Posts: 1746 | Location: Aylmer, Ontario in Canada | Registered: December 15, 2009
posted
Michael - as I indicated I was basing my last post on memory. It has been a while since I read one of Marvin Whitney's books so I went back to reread the section on Hamilton Ship's Chronometers. I'll quote what he says about the Model 121:

"The 24-hour or Military Time type was designed especially for the Air Force and was known as their Model 121. Distinguishing features about the model were: 1) black dial with white hands and numerals; 2)the winding indicator was reversed; hence, the indicating hand traversed its orbit counterclockwise; and 3) the movement number preceded the prefix "3E." quoted from page 172 of Military Timepieces by Marvin E. Whitney.

So my memory served me somewhat better than I usually expect it to these days. Maybe Marvin Whitney completely missed the boat (or in this case the plane)? I love a good mystery. I've never seen a 3E or 4E in person so I have relied on Whitney all these years.

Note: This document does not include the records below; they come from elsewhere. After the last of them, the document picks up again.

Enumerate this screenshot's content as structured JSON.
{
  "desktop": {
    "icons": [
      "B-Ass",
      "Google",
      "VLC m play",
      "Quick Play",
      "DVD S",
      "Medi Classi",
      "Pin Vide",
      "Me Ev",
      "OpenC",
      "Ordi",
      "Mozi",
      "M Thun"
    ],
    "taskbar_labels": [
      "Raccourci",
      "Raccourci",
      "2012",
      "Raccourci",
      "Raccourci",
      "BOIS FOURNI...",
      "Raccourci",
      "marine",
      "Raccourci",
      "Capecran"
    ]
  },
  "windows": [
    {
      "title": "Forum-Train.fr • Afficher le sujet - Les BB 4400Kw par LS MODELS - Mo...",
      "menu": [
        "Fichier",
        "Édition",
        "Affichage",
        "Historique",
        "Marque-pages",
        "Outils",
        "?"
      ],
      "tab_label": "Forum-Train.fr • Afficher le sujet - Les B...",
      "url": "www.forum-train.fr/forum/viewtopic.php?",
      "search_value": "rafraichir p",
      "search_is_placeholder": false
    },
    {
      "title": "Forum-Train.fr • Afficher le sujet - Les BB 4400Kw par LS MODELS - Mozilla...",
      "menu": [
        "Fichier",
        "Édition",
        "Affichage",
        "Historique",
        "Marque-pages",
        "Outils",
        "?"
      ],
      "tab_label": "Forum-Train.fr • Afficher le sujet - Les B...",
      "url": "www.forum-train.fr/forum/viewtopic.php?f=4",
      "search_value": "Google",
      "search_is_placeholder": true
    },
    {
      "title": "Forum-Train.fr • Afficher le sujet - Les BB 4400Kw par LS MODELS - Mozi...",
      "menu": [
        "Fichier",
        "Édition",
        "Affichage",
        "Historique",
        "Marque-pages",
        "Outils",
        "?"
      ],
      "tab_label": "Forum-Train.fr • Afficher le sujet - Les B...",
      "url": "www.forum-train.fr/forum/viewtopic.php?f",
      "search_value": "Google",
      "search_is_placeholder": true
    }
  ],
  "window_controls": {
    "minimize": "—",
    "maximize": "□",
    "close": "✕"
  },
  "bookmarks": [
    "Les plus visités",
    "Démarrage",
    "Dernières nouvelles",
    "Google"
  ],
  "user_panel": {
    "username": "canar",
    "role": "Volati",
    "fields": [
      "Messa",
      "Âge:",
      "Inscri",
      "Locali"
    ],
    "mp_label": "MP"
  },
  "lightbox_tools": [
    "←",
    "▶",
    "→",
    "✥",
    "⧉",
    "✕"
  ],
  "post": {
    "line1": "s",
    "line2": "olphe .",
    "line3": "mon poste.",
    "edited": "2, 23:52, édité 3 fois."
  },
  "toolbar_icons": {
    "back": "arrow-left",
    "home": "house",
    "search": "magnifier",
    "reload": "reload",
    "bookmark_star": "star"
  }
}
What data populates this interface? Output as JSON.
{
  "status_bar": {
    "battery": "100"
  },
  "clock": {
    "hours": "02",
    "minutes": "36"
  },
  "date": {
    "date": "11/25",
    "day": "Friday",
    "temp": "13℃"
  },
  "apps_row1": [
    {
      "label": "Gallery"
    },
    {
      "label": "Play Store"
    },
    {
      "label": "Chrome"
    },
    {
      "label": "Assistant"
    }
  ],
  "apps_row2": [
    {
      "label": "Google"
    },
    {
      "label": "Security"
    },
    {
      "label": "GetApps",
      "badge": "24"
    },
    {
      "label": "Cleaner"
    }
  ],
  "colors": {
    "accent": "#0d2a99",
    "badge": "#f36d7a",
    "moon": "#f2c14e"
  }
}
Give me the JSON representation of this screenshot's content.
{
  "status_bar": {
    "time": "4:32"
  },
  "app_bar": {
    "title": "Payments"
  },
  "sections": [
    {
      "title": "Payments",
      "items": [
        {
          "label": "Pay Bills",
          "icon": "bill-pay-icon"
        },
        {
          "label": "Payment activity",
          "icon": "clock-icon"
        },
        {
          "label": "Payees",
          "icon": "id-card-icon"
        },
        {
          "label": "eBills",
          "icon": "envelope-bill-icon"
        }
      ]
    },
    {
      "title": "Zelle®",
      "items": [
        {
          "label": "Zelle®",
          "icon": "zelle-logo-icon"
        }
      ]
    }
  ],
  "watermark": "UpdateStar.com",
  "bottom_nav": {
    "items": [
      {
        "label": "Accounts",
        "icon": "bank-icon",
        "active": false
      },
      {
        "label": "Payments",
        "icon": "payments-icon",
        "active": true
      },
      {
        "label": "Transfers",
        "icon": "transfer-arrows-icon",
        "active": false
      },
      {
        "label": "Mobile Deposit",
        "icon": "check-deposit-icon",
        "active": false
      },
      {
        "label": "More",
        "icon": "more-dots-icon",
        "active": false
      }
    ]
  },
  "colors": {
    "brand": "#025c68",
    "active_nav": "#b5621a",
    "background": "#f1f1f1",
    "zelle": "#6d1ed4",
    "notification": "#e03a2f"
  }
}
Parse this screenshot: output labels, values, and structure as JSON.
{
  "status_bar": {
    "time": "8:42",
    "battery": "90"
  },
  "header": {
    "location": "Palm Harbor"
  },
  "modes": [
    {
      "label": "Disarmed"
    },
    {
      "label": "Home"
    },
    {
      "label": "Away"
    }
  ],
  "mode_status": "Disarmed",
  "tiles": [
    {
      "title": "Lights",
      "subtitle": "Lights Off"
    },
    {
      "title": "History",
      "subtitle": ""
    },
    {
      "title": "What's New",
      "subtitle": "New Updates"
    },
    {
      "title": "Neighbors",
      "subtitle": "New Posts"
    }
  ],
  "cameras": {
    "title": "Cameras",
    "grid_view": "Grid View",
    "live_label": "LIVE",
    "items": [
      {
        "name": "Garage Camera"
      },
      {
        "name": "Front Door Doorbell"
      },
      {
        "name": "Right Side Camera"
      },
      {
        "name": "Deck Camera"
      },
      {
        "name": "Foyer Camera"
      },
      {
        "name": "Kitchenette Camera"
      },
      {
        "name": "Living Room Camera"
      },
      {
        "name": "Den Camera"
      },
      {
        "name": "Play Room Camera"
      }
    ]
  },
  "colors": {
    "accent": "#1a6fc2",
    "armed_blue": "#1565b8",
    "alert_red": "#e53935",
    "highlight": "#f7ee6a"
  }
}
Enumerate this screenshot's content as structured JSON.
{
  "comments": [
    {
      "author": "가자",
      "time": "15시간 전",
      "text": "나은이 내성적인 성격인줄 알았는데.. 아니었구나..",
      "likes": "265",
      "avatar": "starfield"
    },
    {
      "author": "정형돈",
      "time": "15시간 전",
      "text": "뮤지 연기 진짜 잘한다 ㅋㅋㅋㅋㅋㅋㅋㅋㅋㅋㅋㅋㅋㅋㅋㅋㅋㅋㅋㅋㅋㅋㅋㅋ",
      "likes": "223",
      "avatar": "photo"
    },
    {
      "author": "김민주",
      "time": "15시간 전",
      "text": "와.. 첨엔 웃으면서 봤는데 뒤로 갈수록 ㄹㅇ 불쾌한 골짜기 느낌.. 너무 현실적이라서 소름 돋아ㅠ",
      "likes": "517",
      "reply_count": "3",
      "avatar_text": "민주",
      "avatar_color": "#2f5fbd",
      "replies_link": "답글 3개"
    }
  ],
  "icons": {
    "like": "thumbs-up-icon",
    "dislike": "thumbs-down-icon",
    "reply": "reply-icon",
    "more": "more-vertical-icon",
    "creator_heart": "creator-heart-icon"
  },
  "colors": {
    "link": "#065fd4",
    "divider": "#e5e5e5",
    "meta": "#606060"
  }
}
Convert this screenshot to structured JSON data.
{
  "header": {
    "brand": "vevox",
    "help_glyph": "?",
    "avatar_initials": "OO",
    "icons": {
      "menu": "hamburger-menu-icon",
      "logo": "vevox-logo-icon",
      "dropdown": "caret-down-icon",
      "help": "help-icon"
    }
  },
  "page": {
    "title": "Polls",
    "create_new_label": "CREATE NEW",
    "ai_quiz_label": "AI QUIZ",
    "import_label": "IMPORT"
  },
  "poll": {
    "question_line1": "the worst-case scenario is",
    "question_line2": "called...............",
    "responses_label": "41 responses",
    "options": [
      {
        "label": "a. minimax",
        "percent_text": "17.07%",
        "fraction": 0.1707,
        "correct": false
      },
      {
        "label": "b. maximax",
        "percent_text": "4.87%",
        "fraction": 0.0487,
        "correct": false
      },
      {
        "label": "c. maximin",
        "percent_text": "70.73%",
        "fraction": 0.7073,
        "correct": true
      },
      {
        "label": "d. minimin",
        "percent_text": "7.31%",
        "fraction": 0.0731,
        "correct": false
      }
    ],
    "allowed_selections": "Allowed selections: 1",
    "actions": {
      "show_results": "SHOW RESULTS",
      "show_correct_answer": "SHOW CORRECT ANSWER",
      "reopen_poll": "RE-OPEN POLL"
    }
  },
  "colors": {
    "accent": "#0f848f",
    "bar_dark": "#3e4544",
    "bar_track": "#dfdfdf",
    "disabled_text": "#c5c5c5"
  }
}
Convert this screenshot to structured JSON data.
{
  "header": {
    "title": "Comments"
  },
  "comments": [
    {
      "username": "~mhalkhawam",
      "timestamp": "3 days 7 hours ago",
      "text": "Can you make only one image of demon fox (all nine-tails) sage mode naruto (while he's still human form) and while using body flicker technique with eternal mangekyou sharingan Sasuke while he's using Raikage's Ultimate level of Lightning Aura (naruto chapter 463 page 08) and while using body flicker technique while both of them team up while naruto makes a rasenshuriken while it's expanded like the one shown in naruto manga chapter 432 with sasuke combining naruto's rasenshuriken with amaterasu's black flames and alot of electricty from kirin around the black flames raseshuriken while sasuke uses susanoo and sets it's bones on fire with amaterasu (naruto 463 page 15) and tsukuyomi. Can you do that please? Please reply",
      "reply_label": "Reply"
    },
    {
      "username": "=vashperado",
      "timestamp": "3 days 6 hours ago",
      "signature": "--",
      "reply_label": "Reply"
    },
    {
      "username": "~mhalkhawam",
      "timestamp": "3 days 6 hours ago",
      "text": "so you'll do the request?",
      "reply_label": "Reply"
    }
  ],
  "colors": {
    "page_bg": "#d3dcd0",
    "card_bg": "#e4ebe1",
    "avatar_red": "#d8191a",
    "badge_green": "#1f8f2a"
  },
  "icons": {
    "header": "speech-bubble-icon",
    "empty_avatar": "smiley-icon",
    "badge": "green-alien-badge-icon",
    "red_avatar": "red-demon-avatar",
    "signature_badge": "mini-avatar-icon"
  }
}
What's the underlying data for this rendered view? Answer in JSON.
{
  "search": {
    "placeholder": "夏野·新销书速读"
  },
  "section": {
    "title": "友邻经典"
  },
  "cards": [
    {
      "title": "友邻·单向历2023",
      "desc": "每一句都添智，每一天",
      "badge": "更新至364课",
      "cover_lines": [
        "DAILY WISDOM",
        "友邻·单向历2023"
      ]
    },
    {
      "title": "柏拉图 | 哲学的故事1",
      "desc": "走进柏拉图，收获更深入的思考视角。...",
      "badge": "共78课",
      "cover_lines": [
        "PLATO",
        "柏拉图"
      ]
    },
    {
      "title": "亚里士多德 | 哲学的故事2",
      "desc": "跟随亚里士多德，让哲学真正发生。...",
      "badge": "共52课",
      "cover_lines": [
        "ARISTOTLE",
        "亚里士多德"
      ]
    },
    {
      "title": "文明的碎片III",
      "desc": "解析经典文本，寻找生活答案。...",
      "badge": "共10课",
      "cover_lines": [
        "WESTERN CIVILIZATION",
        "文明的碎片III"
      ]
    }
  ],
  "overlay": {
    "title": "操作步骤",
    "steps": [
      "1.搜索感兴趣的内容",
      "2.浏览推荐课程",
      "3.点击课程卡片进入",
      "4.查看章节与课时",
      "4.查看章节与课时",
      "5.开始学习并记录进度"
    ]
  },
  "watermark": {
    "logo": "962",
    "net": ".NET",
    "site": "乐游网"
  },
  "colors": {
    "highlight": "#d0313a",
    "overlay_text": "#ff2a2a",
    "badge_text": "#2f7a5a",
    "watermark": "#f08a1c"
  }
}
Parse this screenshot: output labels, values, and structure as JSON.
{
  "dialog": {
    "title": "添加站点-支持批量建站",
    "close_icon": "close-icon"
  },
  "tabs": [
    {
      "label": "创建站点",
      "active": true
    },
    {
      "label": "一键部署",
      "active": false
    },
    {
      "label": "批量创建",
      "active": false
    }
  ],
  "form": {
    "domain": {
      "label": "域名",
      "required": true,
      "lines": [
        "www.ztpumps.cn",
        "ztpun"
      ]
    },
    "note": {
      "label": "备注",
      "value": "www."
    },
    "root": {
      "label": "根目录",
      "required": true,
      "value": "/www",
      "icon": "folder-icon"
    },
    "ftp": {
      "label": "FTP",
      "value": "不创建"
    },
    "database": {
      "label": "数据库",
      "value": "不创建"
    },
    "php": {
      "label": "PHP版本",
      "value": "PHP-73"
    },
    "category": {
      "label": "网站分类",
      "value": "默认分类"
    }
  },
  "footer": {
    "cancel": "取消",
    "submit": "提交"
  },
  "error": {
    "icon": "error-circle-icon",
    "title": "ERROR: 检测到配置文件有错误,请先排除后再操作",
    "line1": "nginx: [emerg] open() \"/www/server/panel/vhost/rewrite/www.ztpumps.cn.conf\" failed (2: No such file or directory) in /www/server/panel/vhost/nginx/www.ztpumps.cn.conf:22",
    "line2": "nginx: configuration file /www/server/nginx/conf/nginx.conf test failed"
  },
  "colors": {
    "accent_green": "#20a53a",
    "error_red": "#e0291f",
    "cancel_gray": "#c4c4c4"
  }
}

In any event you've got 1 of 42 Model 121's made, 1 of only 20 model 121's delivered to the Air Force and on top of that, a possibly unique example?
 
Posts: 292 | Location: Vancouver, Washington, USA | Registered: May 19, 2005
posted
Michael,

I'm sure she is not a unique example. I actually have the full history on her from the very short time she was in the service and there is nothing in there that indicates anything other than stock and nothing to indicate unique from the government contract. Although the Whitney book is an absolute great reference, there are some things which are not spot on, where unfortunately this is one of them.

Not to discount the wealth of knowledge and experience of the author, but there is documentation at the PA library which suggests otherwise to the notion that they wind indicator works in reverse, and combined with actual hands on with this one and the others in the collection I can attest that indeed it works the same, the only difference are a couple of wheels that gear down the hours hand to rotate once every 24 hours. You can also look at the pictures of the three which are still in the set, they all appear as the one above. You wind it, the indicator goes to zero and lets you know how many hours you've run, where it goes clockwise.

Mystery? No, just a juggling of what is there. I don't fault him, he's seen thousands of these things, I can only presume that singling out 42 might be difficult to get all the details just as they are. What is interesting about all of this, at least in my mind, is that the parts of the 121 are indeed interchangeable with the normal 21s with the noted exception of the additional wheels mentioned and of course the dial. Everything else is the same.

Michael
 
Posts: 102 | Location: Houston, Texas in the USA | Registered: September 26, 2009
posted
Michael, on the website for the Military Watch Museum, there are clear pictures of both the 12 hour and 24 hour dial versions. In fact the dial for the up/down indicator is flipped or reversed.

http://www.militarywatchmuseum.com/
 
Posts: 292 | Location: Vancouver, Washington, USA | Registered: May 19, 2005
posted
Michael,

I've seen this picture before, but I'm not sure what the serial number is on this, however, this conflicts with pictures of 3E007, 3E008, 3E009, and mine 3E017, which don't have the reversed wind indicator.

3E007-009 can be seen in the following link:

https://ihc185.infopop.cc/eve/f...0103944/m/6051012391

I should also mention, that I did blow the Hamilton 24 Hour chest on the website you pointed out and it appears that the three chronometers in there follow the same configuration as 07, 08, 009, & 017.

As for the one you point out, it is a mystery to me, the only one that I see on the records as being marked as US Army is 3E032 and getting pictures of the last ones sold the to the various interments companies has been an unfruitful search.

Michael.
 
Posts: 102 | Location: Houston, Texas in the USA | Registered: September 26, 2009
IHC Member 1335
Picture of Tom Brunton
posted
my just acquired US Maritime Commission Hamilton Model 21 serial # 2E10600

 
Posts: 1746 | Location: Aylmer, Ontario in Canada | Registered: December 15, 2009
  Powered by Social Strata  
 


©2002-2021 Internet Horology Club 185™ - Lindell V. Riddle President - All Rights Reserved Worldwide

Internet Horology Club 185™ is the "Family-Friendly" place for Watch and Clock Collectors